Among the entries that follow, find every line with the word "legend" and copy it.
###
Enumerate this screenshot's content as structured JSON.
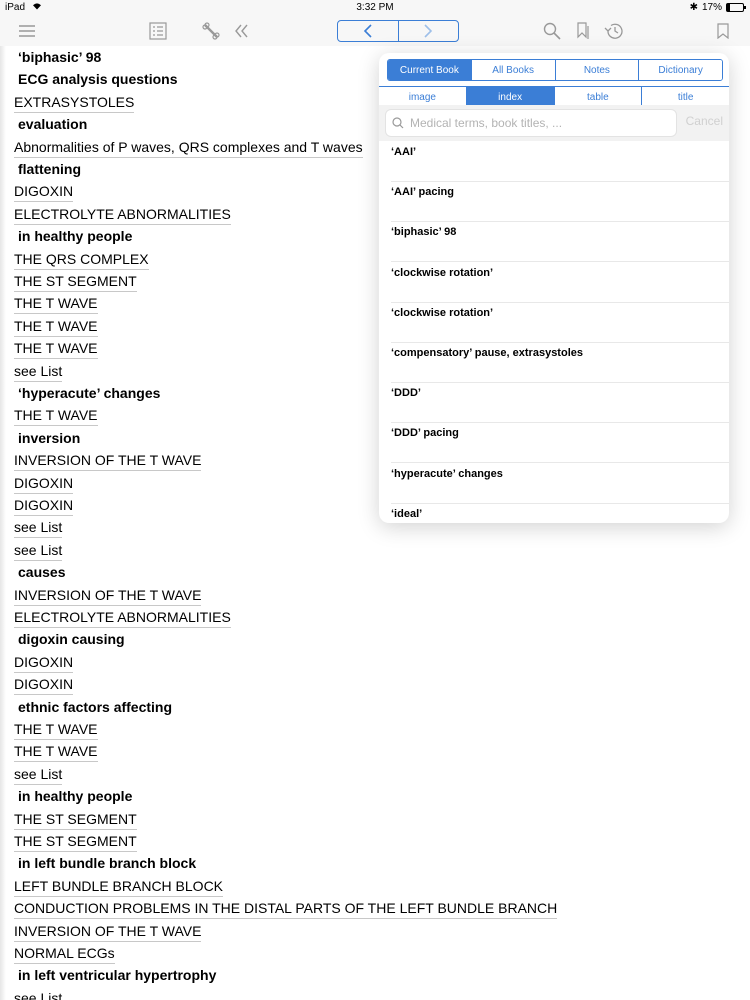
{
  "status": {
    "device": "iPad",
    "time": "3:32 PM",
    "battery": "17%",
    "battery_level": 0.17
  },
  "toolbar": {
    "icons": [
      "menu-icon",
      "list-icon",
      "bone-icon",
      "double-chevron-left-icon",
      "chevron-left-icon",
      "chevron-right-icon",
      "search-icon",
      "bookmark-list-icon",
      "history-icon",
      "bookmark-icon"
    ]
  },
  "entries": [
    {
      "text": "‘biphasic’ 98",
      "type": "heading"
    },
    {
      "text": "ECG analysis questions",
      "type": "heading"
    },
    {
      "text": "EXTRASYSTOLES",
      "type": "link"
    },
    {
      "text": "evaluation",
      "type": "heading"
    },
    {
      "text": "Abnormalities of P waves, QRS complexes and T waves",
      "type": "link"
    },
    {
      "text": "flattening",
      "type": "heading"
    },
    {
      "text": "DIGOXIN",
      "type": "link"
    },
    {
      "text": "ELECTROLYTE ABNORMALITIES",
      "type": "link"
    },
    {
      "text": "in healthy people",
      "type": "heading"
    },
    {
      "text": "THE QRS COMPLEX",
      "type": "link"
    },
    {
      "text": "THE ST SEGMENT",
      "type": "link"
    },
    {
      "text": "THE T WAVE",
      "type": "link"
    },
    {
      "text": "THE T WAVE",
      "type": "link"
    },
    {
      "text": "THE T WAVE",
      "type": "link"
    },
    {
      "text": "see List",
      "type": "link"
    },
    {
      "text": "‘hyperacute’ changes",
      "type": "heading"
    },
    {
      "text": "THE T WAVE",
      "type": "link"
    },
    {
      "text": "inversion",
      "type": "heading"
    },
    {
      "text": "INVERSION OF THE T WAVE",
      "type": "link"
    },
    {
      "text": "DIGOXIN",
      "type": "link"
    },
    {
      "text": "DIGOXIN",
      "type": "link"
    },
    {
      "text": "see List",
      "type": "link"
    },
    {
      "text": "see List",
      "type": "link"
    },
    {
      "text": "causes",
      "type": "heading"
    },
    {
      "text": "INVERSION OF THE T WAVE",
      "type": "link"
    },
    {
      "text": "ELECTROLYTE ABNORMALITIES",
      "type": "link"
    },
    {
      "text": "digoxin causing",
      "type": "heading"
    },
    {
      "text": "DIGOXIN",
      "type": "link"
    },
    {
      "text": "DIGOXIN",
      "type": "link"
    },
    {
      "text": "ethnic factors affecting",
      "type": "heading"
    },
    {
      "text": "THE T WAVE",
      "type": "link"
    },
    {
      "text": "THE T WAVE",
      "type": "link"
    },
    {
      "text": "see List",
      "type": "link"
    },
    {
      "text": "in healthy people",
      "type": "heading"
    },
    {
      "text": "THE ST SEGMENT",
      "type": "link"
    },
    {
      "text": "THE ST SEGMENT",
      "type": "link"
    },
    {
      "text": "in left bundle branch block",
      "type": "heading"
    },
    {
      "text": "LEFT BUNDLE BRANCH BLOCK",
      "type": "link"
    },
    {
      "text": "CONDUCTION PROBLEMS IN THE DISTAL PARTS OF THE LEFT BUNDLE BRANCH",
      "type": "link"
    },
    {
      "text": "INVERSION OF THE T WAVE",
      "type": "link"
    },
    {
      "text": "NORMAL ECGs",
      "type": "link"
    },
    {
      "text": "in left ventricular hypertrophy",
      "type": "heading"
    },
    {
      "text": "see List",
      "type": "link"
    }
  ],
  "popover": {
    "scope_tabs": [
      {
        "label": "Current Book",
        "active": true
      },
      {
        "label": "All Books",
        "active": false
      },
      {
        "label": "Notes",
        "active": false
      },
      {
        "label": "Dictionary",
        "active": false
      }
    ],
    "type_tabs": [
      {
        "label": "image",
        "active": false
      },
      {
        "label": "index",
        "active": true
      },
      {
        "label": "table",
        "active": false
      },
      {
        "label": "title",
        "active": false
      }
    ],
    "search": {
      "placeholder": "Medical terms, book titles, ...",
      "value": ""
    },
    "cancel_label": "Cancel",
    "results": [
      "‘AAI’",
      "‘AAI’ pacing",
      "‘biphasic’ 98",
      "‘clockwise rotation’",
      "‘clockwise rotation’",
      "‘compensatory’ pause, extrasystoles",
      "‘DDD’",
      "‘DDD’ pacing",
      "‘hyperacute’ changes",
      "‘ideal’"
    ]
  },
  "colors": {
    "accent": "#3b7ed6",
    "toolbar_icon": "#999999"
  }
}
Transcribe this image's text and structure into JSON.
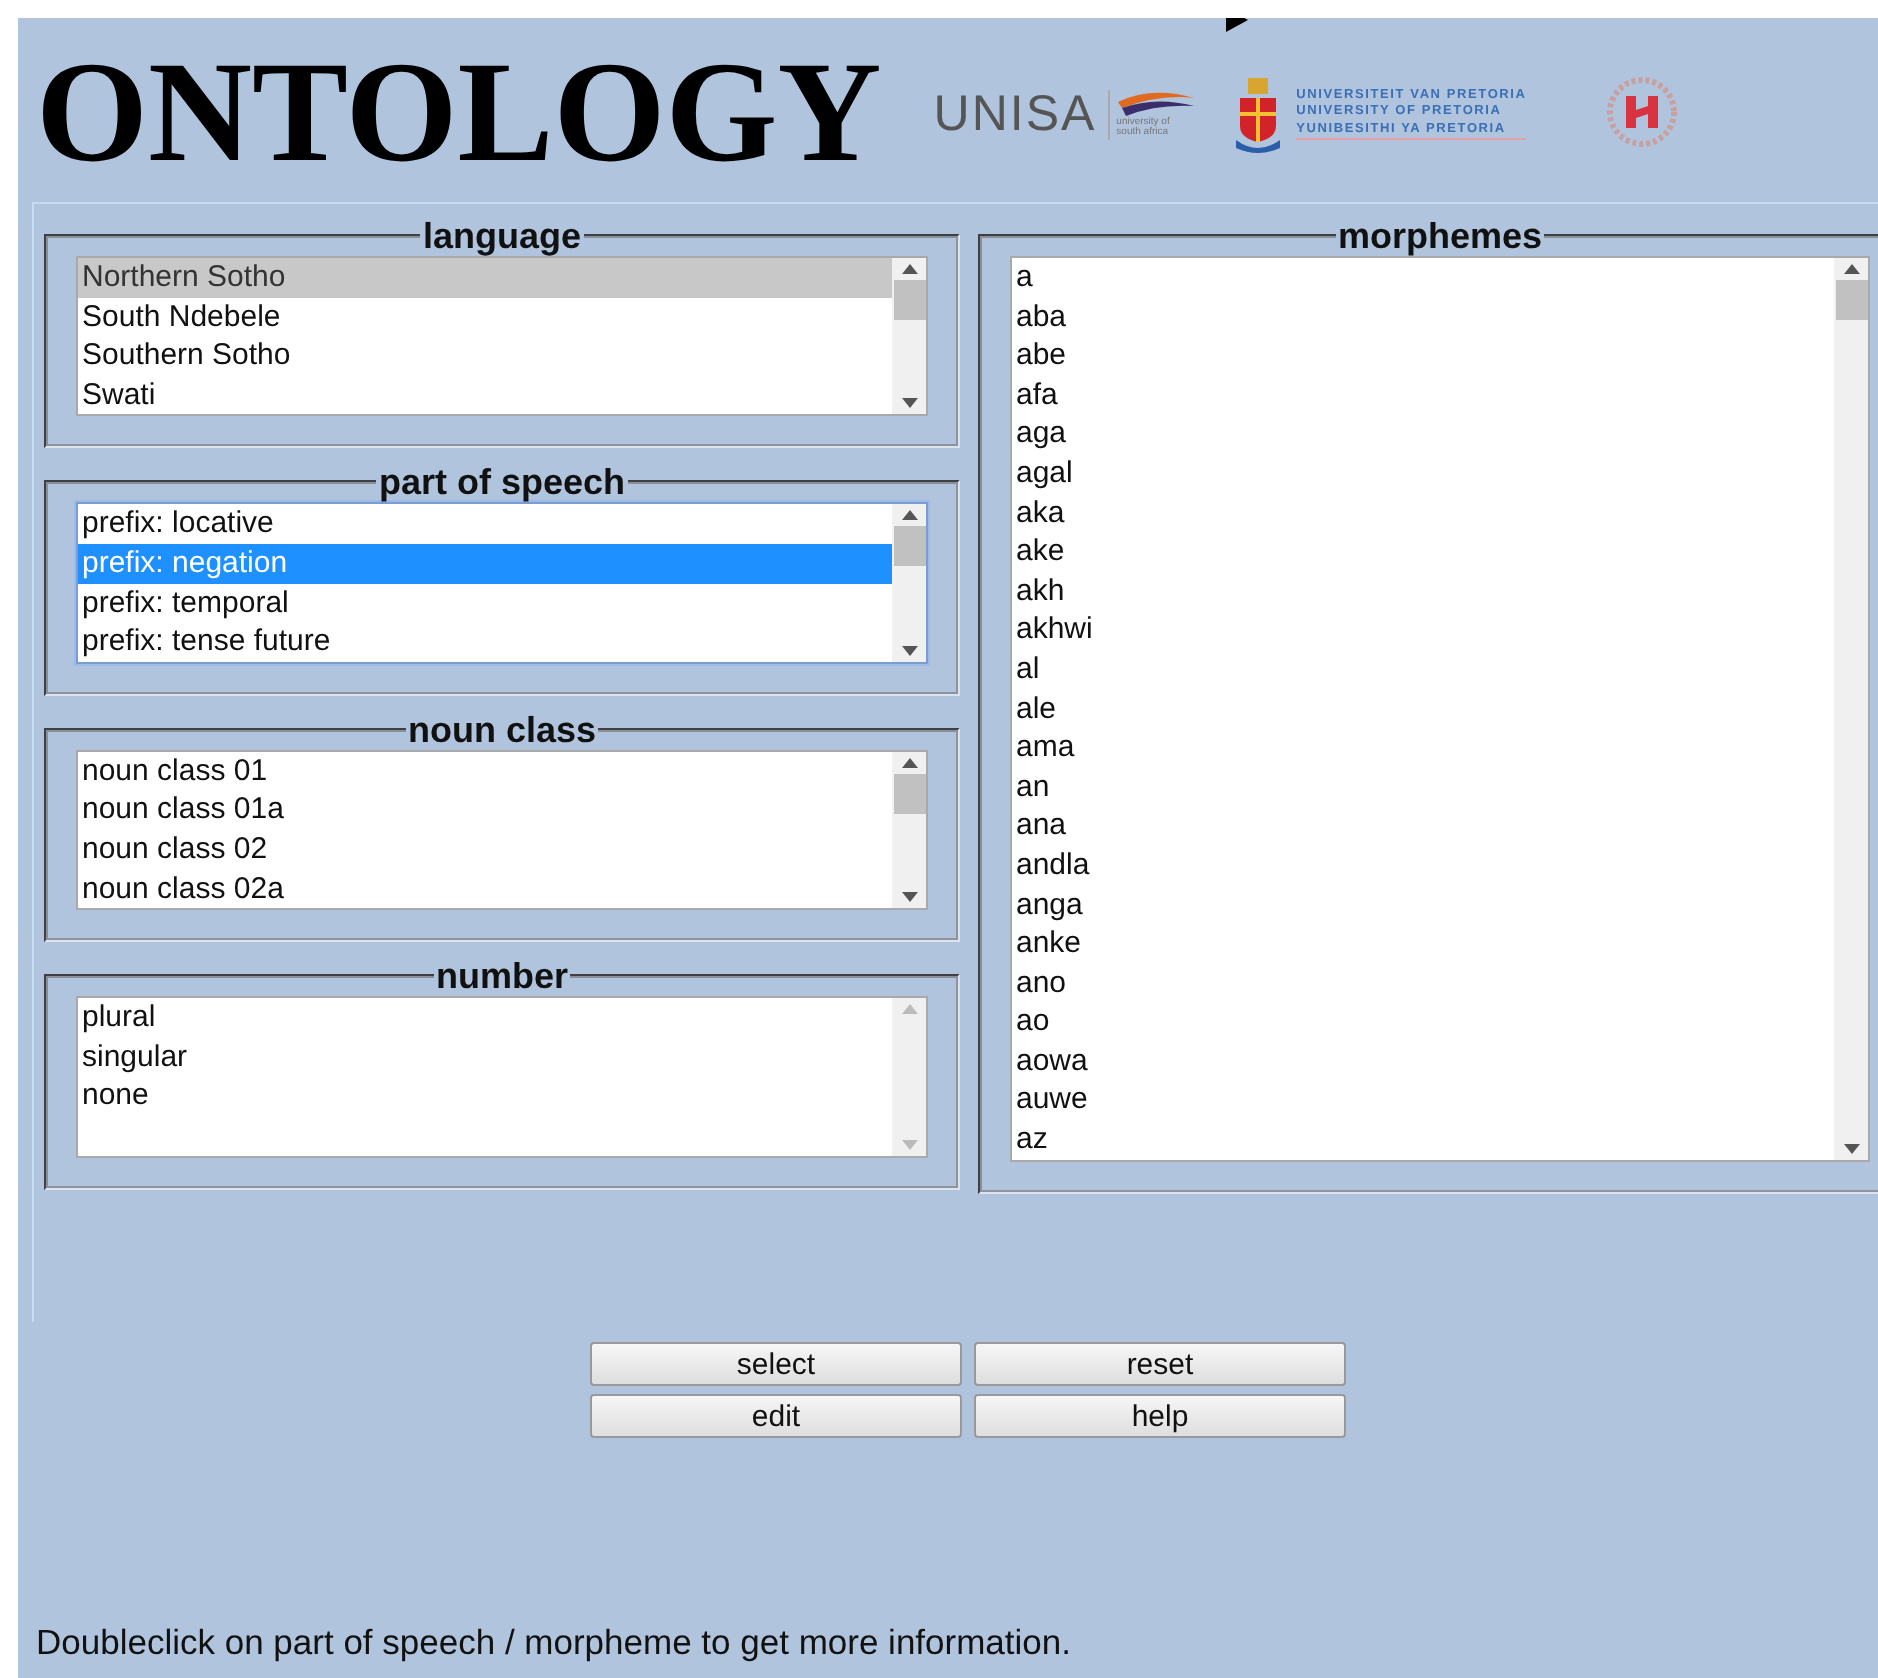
{
  "header": {
    "title": "ONTOLOGY",
    "logos": {
      "unisa": "UNISA",
      "unisa_tagline": "university of south africa",
      "pretoria_lines": [
        "UNIVERSITEIT VAN PRETORIA",
        "UNIVERSITY OF PRETORIA",
        "YUNIBESITHI YA PRETORIA"
      ]
    }
  },
  "left_panels": [
    {
      "legend": "language",
      "focused": false,
      "items": [
        {
          "label": "Northern Sotho",
          "selected": true
        },
        {
          "label": "South Ndebele",
          "selected": false
        },
        {
          "label": "Southern Sotho",
          "selected": false
        },
        {
          "label": "Swati",
          "selected": false
        }
      ]
    },
    {
      "legend": "part of speech",
      "focused": true,
      "items": [
        {
          "label": "prefix: locative",
          "selected": false
        },
        {
          "label": "prefix: negation",
          "selected": true
        },
        {
          "label": "prefix: temporal",
          "selected": false
        },
        {
          "label": "prefix: tense future",
          "selected": false
        }
      ]
    },
    {
      "legend": "noun class",
      "focused": false,
      "items": [
        {
          "label": "noun class 01",
          "selected": false
        },
        {
          "label": "noun class 01a",
          "selected": false
        },
        {
          "label": "noun class 02",
          "selected": false
        },
        {
          "label": "noun class 02a",
          "selected": false
        }
      ]
    },
    {
      "legend": "number",
      "focused": false,
      "items": [
        {
          "label": "plural",
          "selected": false
        },
        {
          "label": "singular",
          "selected": false
        },
        {
          "label": "none",
          "selected": false
        }
      ]
    }
  ],
  "morphemes": {
    "legend": "morphemes",
    "focused": false,
    "items": [
      {
        "label": "a",
        "selected": false
      },
      {
        "label": "aba",
        "selected": false
      },
      {
        "label": "abe",
        "selected": false
      },
      {
        "label": "afa",
        "selected": false
      },
      {
        "label": "aga",
        "selected": false
      },
      {
        "label": "agal",
        "selected": false
      },
      {
        "label": "aka",
        "selected": false
      },
      {
        "label": "ake",
        "selected": false
      },
      {
        "label": "akh",
        "selected": false
      },
      {
        "label": "akhwi",
        "selected": false
      },
      {
        "label": "al",
        "selected": false
      },
      {
        "label": "ale",
        "selected": false
      },
      {
        "label": "ama",
        "selected": false
      },
      {
        "label": "an",
        "selected": false
      },
      {
        "label": "ana",
        "selected": false
      },
      {
        "label": "andla",
        "selected": false
      },
      {
        "label": "anga",
        "selected": false
      },
      {
        "label": "anke",
        "selected": false
      },
      {
        "label": "ano",
        "selected": false
      },
      {
        "label": "ao",
        "selected": false
      },
      {
        "label": "aowa",
        "selected": false
      },
      {
        "label": "auwe",
        "selected": false
      },
      {
        "label": "az",
        "selected": false
      }
    ]
  },
  "buttons": [
    "select",
    "reset",
    "edit",
    "help"
  ],
  "status": "Doubleclick on part of speech / morpheme to get more information."
}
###
### Exercise output
      "legend": "language",
      "legend": "part of speech",
      "legend": "noun class",
      "legend": "number",
    "legend": "morphemes",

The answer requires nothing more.